The Future of Work project is at the innovation edge, looking for trends and opportunities that can translate into services that will figure prominently in how work is accomplished in the future. This project acknowledges that work is becoming more mobile and people are increasingly working in non-traditional environments like their home, coffee shops, or hotel rooms. To capture the future of (service) work, we recruited participants who are early adopters of mobile technologies and frequent users of on-line resources such as social media and the cloud. We shadowed and video recorded these participants for a day to capture practices such as using a tablet computer to show a potential client a rental property. The research team engaged in data sessions to highlight video excerpts that motivate high level design concept proposals and user scenarios. For example, one finding showed that people will sacrifice quality rather than carry another device (“the kindle is a better e-reader, but …”). Another finding revealed the extent to which people are progressively merging their work life with their personal life with many using their personal devices for work purposes and “co-mingling” their work and personal involvements on social media sites. These exploratory ethnographic analyses have been able to identify work practice gaps, barriers, and opportunities where innovative services could be offered to help service workers of the future.
Project 3: Outsourced Call Center
The outsourced call center project examined the operations of several outsourced call center operations in healthcare, high tech and telecommunications in order to identify opportunities to enhance their service delivery and strengthen the business. Since outsourced call centers are a highly commoditized industry, we found the business challenge was how to operate profitably and become a trusted business partner of the client company rather than an outsource vendor. Our initial observations in the call center prohibited video recording due to client sensitivities, but once trust had been established, we were able to document the complexity of call center work by shadowing agents through their daily work shift and produce a documentary film for the organization’s leadership. In addition to capturing the recorded service calls, we used three cameras focused on the agent’s computer screen, the agent, and the larger work environment. Videos are powerful vehicles to bring the field back to those who design and manage service offerings. In this case, our video ethnography showed management that call center work is knowledge work requiring both extensive product knowledge and computer database skills to accomplish the service call. The video documentary propagates this message organization-wide, showing the value of call agents whose work is on the pulse of their client’s business.
Conclusion. An ethnographic approach to service work contributes to the transformation of Western society to a service work culture. With an understanding and appreciation for what it takes to accomplish service work, human-centered best practices and innovative and service offerings can be promoted. Amidst perceived ethnographic obstacles (e.g. time and cost to capture and analyze meaningful results, qualitative depth) are incredible opportunities to apply human-centered perspectives to design differentiated and customized services in the future.

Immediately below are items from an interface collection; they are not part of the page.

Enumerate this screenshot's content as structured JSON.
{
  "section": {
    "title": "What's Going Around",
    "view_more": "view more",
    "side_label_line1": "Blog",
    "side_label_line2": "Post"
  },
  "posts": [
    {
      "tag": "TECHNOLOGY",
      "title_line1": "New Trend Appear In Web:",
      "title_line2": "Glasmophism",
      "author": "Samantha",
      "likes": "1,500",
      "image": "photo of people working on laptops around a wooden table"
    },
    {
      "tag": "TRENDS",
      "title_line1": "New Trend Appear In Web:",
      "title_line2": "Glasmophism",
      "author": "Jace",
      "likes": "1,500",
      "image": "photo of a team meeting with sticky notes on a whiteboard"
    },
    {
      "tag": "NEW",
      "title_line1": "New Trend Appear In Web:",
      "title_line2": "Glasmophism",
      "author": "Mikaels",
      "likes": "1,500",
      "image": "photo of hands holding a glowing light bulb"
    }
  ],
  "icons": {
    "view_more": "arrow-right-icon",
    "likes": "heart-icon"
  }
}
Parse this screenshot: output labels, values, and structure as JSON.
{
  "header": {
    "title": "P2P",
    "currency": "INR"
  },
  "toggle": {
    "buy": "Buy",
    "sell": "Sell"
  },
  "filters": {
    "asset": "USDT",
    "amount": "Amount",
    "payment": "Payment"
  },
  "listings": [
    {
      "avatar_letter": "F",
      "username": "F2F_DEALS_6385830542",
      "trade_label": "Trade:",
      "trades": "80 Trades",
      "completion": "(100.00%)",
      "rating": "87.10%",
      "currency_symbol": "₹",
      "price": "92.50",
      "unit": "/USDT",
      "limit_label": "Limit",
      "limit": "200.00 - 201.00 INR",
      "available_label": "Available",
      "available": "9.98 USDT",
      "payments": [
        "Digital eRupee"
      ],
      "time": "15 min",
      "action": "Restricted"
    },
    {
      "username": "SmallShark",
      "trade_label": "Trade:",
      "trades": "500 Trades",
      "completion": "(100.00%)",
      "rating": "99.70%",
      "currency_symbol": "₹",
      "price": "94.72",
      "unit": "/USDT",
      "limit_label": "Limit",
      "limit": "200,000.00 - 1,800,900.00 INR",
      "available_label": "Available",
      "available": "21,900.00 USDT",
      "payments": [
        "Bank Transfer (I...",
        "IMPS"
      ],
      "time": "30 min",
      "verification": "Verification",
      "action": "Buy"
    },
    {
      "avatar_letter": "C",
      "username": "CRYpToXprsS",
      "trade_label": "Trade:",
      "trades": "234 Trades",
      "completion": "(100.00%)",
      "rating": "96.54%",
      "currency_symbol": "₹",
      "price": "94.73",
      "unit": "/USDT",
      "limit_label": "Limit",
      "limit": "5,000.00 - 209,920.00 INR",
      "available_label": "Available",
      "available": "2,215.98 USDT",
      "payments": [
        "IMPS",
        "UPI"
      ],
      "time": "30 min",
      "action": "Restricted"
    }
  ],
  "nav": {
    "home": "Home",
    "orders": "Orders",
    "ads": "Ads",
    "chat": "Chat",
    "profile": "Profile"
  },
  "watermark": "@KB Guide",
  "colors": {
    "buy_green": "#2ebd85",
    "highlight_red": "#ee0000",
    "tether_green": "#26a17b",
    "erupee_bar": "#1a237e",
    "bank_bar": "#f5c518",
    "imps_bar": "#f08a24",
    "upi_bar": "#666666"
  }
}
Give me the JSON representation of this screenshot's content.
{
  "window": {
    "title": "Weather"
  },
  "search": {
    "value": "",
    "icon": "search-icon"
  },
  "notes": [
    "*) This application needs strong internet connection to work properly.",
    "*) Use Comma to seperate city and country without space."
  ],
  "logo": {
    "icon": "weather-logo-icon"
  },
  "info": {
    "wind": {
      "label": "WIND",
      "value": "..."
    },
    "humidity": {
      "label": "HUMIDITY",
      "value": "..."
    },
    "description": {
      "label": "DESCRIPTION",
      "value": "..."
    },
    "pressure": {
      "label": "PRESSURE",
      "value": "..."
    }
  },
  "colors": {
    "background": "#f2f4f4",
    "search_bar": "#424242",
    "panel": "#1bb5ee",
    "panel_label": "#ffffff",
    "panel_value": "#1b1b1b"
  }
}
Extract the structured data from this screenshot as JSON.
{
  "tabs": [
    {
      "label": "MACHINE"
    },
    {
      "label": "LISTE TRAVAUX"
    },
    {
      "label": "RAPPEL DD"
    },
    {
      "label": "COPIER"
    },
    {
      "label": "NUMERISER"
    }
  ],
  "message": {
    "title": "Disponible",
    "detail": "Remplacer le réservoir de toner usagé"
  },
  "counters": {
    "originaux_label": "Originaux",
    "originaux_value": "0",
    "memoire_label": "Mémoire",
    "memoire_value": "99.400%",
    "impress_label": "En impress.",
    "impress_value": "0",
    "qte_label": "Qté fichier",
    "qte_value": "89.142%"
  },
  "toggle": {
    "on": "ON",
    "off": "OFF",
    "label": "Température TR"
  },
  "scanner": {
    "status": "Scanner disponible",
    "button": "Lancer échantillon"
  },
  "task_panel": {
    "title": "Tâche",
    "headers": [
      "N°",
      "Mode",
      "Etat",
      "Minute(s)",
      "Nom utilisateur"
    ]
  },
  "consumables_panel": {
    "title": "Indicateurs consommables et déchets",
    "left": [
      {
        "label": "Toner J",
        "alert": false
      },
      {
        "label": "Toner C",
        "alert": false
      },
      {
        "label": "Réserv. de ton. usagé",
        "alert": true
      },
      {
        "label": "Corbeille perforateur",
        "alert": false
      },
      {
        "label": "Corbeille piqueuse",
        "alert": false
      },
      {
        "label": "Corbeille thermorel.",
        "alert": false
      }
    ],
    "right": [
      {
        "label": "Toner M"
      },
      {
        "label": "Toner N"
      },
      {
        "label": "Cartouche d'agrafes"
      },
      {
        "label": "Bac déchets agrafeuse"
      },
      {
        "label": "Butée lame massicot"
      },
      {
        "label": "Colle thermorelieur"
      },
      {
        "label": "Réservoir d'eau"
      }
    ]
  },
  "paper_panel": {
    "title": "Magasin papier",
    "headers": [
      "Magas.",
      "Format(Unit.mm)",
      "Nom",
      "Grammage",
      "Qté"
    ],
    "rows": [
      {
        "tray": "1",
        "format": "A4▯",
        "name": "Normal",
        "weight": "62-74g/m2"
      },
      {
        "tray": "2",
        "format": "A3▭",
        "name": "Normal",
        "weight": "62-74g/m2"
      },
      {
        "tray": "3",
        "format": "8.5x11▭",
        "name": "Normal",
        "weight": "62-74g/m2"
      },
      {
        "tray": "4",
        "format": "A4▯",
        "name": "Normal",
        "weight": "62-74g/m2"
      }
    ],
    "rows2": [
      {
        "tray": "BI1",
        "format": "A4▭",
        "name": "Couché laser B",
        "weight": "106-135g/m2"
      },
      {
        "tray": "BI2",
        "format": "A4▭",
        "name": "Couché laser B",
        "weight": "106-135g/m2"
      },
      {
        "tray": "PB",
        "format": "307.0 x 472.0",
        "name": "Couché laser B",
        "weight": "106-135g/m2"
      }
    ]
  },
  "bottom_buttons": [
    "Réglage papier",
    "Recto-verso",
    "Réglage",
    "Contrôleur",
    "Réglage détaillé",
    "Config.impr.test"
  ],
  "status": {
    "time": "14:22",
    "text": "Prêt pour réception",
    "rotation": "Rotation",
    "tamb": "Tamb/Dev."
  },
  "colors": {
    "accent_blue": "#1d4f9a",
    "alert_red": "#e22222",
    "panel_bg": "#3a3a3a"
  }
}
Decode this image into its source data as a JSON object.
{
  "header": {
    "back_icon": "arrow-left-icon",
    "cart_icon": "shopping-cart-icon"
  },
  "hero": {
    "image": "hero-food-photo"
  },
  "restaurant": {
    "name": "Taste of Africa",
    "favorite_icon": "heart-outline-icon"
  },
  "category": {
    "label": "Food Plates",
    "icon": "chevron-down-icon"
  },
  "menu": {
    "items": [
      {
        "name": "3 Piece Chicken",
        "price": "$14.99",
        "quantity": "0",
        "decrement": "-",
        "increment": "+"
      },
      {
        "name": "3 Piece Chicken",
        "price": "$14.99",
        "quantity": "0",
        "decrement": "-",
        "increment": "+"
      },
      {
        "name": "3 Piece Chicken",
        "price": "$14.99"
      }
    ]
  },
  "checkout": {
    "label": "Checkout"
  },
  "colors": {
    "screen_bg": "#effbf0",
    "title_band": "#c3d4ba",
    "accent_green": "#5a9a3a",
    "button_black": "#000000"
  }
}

Swenton-Wall, P.; Vinkhuyzen, E.; Plurkowski, L.; Englert, J.; Szymanski, M. H. Video ethnography and the complexity of service work. First International Conference on the Human Side of Service Engineering; 2012 July 21-25; San Francisco, CA USA.